On the way out of the store, a community patrol officer opened the door. I said hello, and then walked out. My friend and cousin were right behind me. We got into the car, I started the ignition, and Latanya looked up and said, “I think they are pointing at us.” Immediately after, two police cars pulled up and one of them approached the driver’s side where I was sitting and asked, “What’s going on?” I replied, “What do you mean? Nothing, you tell me.” He then requested to see our identification, to which we questioned why and refused. We were shocked, in fear, and intimidated. By that time two other officers were standing at the car, and we still had no idea why we had been approached or were being questioned. The officer then asked if there was stolen merchandise in the car. I told him no, and again he asked me at least four more times. I told him he could check my bag and my receipt, to which he had no response. We even told them they should check the tapes in the store if they thought we were stealing, he went inside and we waited about five minutes. One officer (D. Struckmann, vehicle 710) stood by my car while the other two officers went inside the store. When the other officers came back outside they walked directly to the back door of the car and OPENED IT, and demanded my friend get out. She gave them a green sweater (with stains) that she had brought into the store to compare to pants she expected to purchase that day. She also showed them a photo of her wearing the sweater the day before. Without permission, the officer searched her purse, the backseat, her bags. We frequently shop at Forever 21, so of course we have many items from the store. On this particular day, I too was wearing an outfit I had purchased from Forever 21 several months earlier. This was not unusual. The officer took the sweater inside and came back a few moments later, and threw it back into the car. 

He then said the manager didn’t have evidence that we had stolen anything. At that point we simply no longer wanted anything we had purchased and wanted to exercise our right to return those items. We are professionals who work every day. We are good people, yet we are Black, and we had been criminalized. We decided to return all the items we purchased and told the police our intentions. The police told us that we would be trespassing and could not go back into the store. 

When the officers realized we didn’t “steal” anything, it was our expectation that we would have been “exonerated.” Police have a lot of control, and not only were they complicit, but they were allies of the store manager who accused us of something we did not do. 

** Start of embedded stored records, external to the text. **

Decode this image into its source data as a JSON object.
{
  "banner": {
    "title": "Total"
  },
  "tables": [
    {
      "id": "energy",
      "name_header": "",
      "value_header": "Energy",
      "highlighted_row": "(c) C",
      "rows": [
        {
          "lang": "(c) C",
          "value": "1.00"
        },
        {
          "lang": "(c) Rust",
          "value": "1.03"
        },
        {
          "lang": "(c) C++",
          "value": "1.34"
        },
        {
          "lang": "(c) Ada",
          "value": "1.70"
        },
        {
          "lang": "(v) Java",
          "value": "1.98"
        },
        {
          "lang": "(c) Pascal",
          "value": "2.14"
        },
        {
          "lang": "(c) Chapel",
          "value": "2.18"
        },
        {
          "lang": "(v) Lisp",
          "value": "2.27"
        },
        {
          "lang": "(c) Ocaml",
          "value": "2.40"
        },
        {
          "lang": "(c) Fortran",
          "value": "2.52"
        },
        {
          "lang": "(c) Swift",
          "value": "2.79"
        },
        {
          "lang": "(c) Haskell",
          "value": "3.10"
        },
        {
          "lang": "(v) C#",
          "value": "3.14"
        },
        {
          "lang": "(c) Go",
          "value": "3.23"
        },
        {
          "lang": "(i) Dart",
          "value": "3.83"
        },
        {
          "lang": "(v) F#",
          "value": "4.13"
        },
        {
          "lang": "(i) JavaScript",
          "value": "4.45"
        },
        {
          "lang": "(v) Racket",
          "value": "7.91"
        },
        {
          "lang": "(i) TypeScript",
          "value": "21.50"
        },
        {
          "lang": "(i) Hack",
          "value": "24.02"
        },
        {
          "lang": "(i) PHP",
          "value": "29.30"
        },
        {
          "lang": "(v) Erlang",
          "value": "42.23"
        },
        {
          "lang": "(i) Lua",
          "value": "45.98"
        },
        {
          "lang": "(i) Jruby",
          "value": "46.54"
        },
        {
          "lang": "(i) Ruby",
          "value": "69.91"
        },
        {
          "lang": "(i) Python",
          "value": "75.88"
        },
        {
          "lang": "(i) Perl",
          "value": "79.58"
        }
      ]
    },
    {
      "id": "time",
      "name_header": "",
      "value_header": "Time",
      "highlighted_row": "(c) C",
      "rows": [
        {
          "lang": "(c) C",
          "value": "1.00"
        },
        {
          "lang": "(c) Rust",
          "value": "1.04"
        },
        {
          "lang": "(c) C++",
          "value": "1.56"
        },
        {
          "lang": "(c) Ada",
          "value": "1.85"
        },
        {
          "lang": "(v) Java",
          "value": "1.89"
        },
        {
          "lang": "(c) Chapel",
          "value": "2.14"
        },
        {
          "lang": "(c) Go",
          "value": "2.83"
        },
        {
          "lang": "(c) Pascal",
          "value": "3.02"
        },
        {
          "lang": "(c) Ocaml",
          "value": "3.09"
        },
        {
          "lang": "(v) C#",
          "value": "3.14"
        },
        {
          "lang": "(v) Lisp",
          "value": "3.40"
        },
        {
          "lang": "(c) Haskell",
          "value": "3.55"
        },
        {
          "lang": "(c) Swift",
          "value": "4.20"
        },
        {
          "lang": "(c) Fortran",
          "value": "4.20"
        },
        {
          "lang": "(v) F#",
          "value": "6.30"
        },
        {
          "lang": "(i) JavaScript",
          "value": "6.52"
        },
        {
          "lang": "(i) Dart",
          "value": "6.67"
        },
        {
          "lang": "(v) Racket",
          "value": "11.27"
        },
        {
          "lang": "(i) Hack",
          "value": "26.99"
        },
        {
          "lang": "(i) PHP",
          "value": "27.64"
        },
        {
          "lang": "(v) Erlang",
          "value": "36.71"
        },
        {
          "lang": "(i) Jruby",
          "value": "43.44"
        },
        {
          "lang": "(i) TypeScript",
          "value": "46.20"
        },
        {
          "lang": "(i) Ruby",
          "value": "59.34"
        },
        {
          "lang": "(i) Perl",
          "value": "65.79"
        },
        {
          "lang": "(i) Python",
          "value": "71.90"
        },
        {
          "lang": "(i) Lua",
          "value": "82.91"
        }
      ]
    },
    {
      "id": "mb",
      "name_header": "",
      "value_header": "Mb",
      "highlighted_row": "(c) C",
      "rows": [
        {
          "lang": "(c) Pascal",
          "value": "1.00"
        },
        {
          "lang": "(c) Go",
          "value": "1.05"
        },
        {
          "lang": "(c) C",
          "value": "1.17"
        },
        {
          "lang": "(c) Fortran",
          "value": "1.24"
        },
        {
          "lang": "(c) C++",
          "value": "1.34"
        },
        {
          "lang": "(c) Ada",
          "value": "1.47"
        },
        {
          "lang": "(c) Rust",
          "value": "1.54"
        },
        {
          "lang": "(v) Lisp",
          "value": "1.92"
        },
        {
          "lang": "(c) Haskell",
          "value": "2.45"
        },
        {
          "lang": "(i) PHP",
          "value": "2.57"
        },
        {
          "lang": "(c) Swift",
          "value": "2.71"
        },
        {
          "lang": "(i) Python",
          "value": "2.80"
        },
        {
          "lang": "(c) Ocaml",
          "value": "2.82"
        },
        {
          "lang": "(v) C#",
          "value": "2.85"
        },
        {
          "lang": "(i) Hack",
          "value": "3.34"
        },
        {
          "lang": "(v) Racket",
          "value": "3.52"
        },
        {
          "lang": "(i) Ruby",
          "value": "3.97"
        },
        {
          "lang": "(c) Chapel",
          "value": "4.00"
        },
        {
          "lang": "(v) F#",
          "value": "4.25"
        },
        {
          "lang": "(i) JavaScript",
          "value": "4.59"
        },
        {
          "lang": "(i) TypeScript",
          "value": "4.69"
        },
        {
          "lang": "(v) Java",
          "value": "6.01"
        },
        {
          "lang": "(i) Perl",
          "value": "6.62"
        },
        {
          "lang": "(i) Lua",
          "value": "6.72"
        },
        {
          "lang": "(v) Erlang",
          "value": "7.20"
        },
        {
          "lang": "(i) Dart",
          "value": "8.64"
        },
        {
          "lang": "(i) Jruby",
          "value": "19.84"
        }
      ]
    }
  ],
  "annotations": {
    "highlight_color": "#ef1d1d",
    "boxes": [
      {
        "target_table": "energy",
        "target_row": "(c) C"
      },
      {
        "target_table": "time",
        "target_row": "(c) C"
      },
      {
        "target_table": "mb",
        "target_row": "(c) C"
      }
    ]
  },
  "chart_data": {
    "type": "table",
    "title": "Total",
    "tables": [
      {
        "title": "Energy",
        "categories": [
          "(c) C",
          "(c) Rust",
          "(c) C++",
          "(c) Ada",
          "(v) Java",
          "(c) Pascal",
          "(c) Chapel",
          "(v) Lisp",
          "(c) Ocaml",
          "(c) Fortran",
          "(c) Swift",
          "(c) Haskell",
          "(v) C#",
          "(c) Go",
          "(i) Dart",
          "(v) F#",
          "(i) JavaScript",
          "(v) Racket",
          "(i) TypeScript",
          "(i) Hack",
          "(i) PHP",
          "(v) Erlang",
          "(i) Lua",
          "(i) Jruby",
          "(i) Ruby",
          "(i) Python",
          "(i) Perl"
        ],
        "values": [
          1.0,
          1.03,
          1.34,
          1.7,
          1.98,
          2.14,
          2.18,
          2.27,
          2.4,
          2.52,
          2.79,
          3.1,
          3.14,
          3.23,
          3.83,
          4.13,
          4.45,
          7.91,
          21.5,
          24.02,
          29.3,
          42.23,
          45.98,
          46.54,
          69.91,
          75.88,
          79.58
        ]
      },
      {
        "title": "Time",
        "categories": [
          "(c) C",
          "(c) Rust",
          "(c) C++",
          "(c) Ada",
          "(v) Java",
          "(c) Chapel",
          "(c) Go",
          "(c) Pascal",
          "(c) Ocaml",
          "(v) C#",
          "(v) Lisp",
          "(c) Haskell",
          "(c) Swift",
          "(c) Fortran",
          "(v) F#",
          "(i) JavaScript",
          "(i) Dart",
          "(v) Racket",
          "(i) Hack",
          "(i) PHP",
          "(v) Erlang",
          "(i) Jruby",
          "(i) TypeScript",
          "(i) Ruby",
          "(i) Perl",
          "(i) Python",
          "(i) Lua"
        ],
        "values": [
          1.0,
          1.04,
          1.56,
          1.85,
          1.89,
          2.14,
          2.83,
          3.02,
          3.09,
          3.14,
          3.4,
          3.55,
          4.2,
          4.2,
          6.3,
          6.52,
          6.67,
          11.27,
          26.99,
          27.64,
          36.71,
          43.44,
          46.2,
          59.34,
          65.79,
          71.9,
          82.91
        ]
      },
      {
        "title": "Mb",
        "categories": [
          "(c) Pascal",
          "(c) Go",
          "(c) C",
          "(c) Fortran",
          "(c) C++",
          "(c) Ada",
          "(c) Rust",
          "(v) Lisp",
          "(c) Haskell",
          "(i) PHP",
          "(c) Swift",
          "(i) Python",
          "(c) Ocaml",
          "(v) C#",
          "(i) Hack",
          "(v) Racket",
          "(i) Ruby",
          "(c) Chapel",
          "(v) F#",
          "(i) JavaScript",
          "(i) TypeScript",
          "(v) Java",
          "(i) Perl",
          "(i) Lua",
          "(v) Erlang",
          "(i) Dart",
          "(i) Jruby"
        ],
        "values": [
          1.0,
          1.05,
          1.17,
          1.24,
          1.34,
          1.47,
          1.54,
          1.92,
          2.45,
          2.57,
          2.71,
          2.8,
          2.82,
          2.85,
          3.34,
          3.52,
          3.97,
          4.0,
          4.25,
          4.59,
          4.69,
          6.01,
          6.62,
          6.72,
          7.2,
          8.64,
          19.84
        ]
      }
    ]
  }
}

After we were accused and the officer searched our items, they realized we were not thieves or in their words, the store didn’t have evidence to prove that we were. The officers still did not rectify the situation when they had an opportunity to do so. Instead they perpetuated it, by not speaking to this grave injustice. 


The officers continued to treat us like criminals by not allowing us to return items we had purchased and showed receipts for. They told us at least three times that we would be trespassing if we returned the items back to the store. 


All of these processes and protocols were completely unacceptable, and need to be examined very carefully. The processes were disrespectful, degrading, and provided discretion that criminalizes innocent people. As taxpayers, citizens, and human beings we are appalled, and we look to your leadership to address this disparaging issue. 


Again, police have the authority and ability to heal race relations. In this case, it was a big fail for the Maple Grove Police Department. The way this situation was handled is very disappointing and needs to be rectified. 


We, as tax payers and consumers expect to hear back from the leadership of both MPD and Forever 21 about how future incidents like this will be resolved. We also need assurance that this won’t happen to us again. The criminalization of people of color, Black people is a major reason for the racial disparities that are overwhelming in the state of Minnesota. How do we continue to find solutions that eliminate bias that sees all people of color, especially Black people, as criminals?




Brittany (Tazz) Bentley, Teiara Hayslett, LaTanya Cannady



Cc: Maple Grove PD, Forever 21, Open letter to Spokesman Recorder, Insight News, MinnPost